Benedict XV’s first encyclical, Ad Beatissimi (Nov. 1, 1914), began with a condemnation of the war but then ranged over other subjects like class conflict, the evils of Socialism and the necessity of obedience to ecclesiastical authority. In it he also renewed “in all its fulness” the condemnation of Modernism by his predecessor, Pius X. That “synthesis of all heresies” was “a plague not yet entirely stamped out...that lurks here and there in hidden places” (No. 25).

Contrary to what is often said about him regarding Modernism, therefore, Benedict XV did not notably swerve from the position of Pius X. He supported the close vigilance of the Holy Office, which, for instance, in 1920 once again condemned the opinion that Moses might not be the author of the Pentateuch, and he himself held similar views, espousing in his encyclical Spiritus Paraclitus (1920) the view that the inerrancy of the Bible applied to everything that was said in it. He continued to require of priests the “Oath Against Modernism,” which professors in seminaries had to renew in public annually.

Nonetheless, a certain mitigation occurred. The number of condemnations and dismissals from teaching posts diminished. Upon his election, Benedict almost immediately removed Cardinal Rafael Merry del Val as secretary of state, a step interpreted as a sign of the new pope’s desire to distance himself from the intransigence that del Val had come to represent. In Ad Beatissimi he exhorted Catholics to refrain from affixing “the stigma of disloyalty to faith or to discipline” simply because they disagreed in some matter still not definitively settled.

In 1921, toward the end of his pontificate, he suppressed the Sapiniere or Sodalium Pianum (Sodality of St. Pius V), a vigilante organization with an international network of informers about people who did not share the ultraconservative views of Umberto Benigni, its founder—an organization Pius X had privately encouraged. This measure contributed to a modest change in the intellectual climate within the church. Benedict showed, moreover, a cautious interest in the ecumenical movement, and in 1919 he created the Vatican Congregation for the Oriental Churches and founded the Pontifical Institute of Oriental Studies, partly in the hope of fostering better understanding with the Orthodox.

As his early studies suggest, Benedict XV firmly believed in law as a bulwark against war and oppression, and he believed in its importance in the church as well. One of the most important acts of his pontificate was the promulgation on May 27, 1917, of the first Code of Canon Law. Even more important, however, was his plea for the creation of indigenous clergy and hierarchies in missionary lands. Although this had long been an ideal, attempts to accomplish this continually foundered for a variety of practical and political reasons. Benedict’s encyclical Maximum Illud (Nov. 30, 1919) put an end to the ambivalence. It has been described as “one of the greatest revolutions ever attempted by a pope.” Twenty years later, 48 mission territories were in the care of native bishops.
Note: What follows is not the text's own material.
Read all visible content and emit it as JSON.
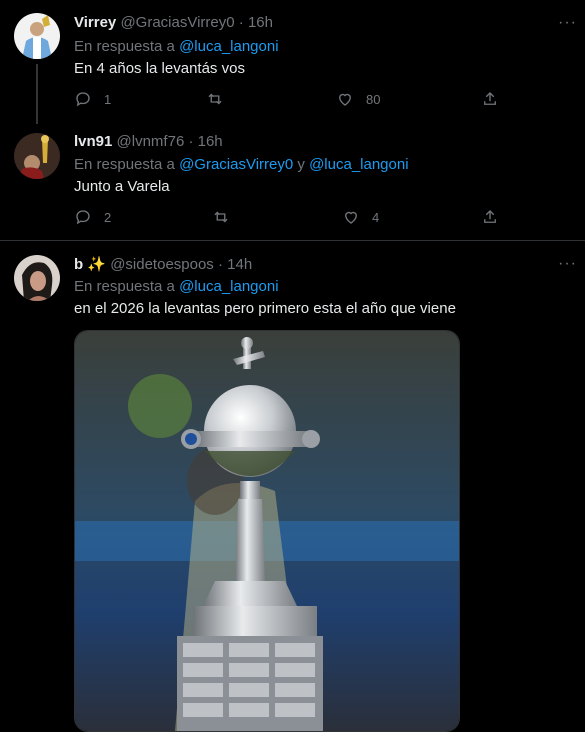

What’s in a name? Although to change one’s name is to some extent to change one’s identity, historical information about these two impressive figures will not by itself give us much help in projecting the program and policies of Pope Benedict XVI. The image we entertain of historical figures is sometimes far removed from the historical reality; and even if we are faithful to history, we can be attracted to one aspect over another. Only time will tell which aspects, if any, of his two patrons Pope Benedict XVI will in fact take to guide him on his way.

John W. O’Malley, S.J., professor of church history at Weston Jesuit School of Theology in Cambridge, Mass., is the author, most recently, of Four Cultures of the West (Harvard Univ. Press, 2004).